■ Aim of the task ■
Search the material for the string "this", then return every line where it is found.

■ Source data ■
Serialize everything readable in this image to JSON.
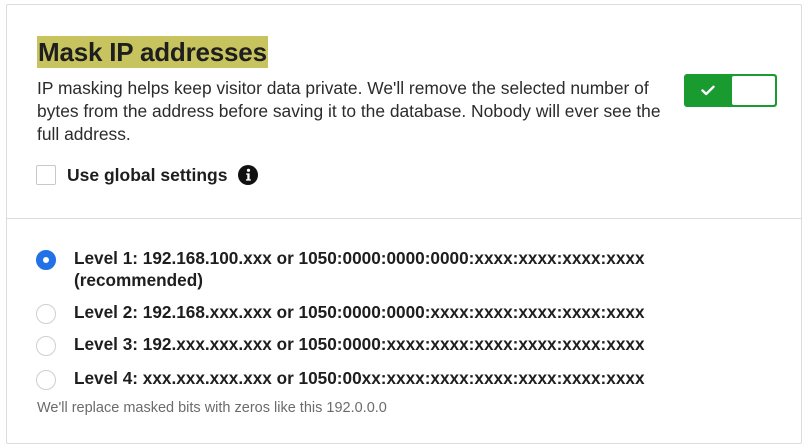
{
  "section": {
    "title": "Mask IP addresses",
    "description": "IP masking helps keep visitor data private. We'll remove the selected number of bytes from the address before saving it to the database. Nobody will ever see the full address.",
    "toggle": {
      "state": "on",
      "on_icon": "check-icon",
      "color": "#1a9b30"
    },
    "global_settings": {
      "label": "Use global settings",
      "checked": false,
      "info_icon": "info-icon"
    }
  },
  "levels": [
    {
      "label": "Level 1: 192.168.100.xxx or 1050:0000:0000:0000:xxxx:xxxx:xxxx:xxxx (recommended)",
      "selected": true
    },
    {
      "label": "Level 2: 192.168.xxx.xxx or 1050:0000:0000:xxxx:xxxx:xxxx:xxxx:xxxx",
      "selected": false
    },
    {
      "label": "Level 3: 192.xxx.xxx.xxx or 1050:0000:xxxx:xxxx:xxxx:xxxx:xxxx:xxxx",
      "selected": false
    },
    {
      "label": "Level 4: xxx.xxx.xxx.xxx or 1050:00xx:xxxx:xxxx:xxxx:xxxx:xxxx:xxxx",
      "selected": false
    }
  ],
  "hint": "We'll replace masked bits with zeros like this 192.0.0.0",
  "colors": {
    "title_highlight": "#c7c35e",
    "radio_selected": "#2271e6"
  }
}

■ Output of the task ■
Serialize everything readable in this image to JSON.
  "hint": "We'll replace masked bits with zeros like this 192.0.0.0",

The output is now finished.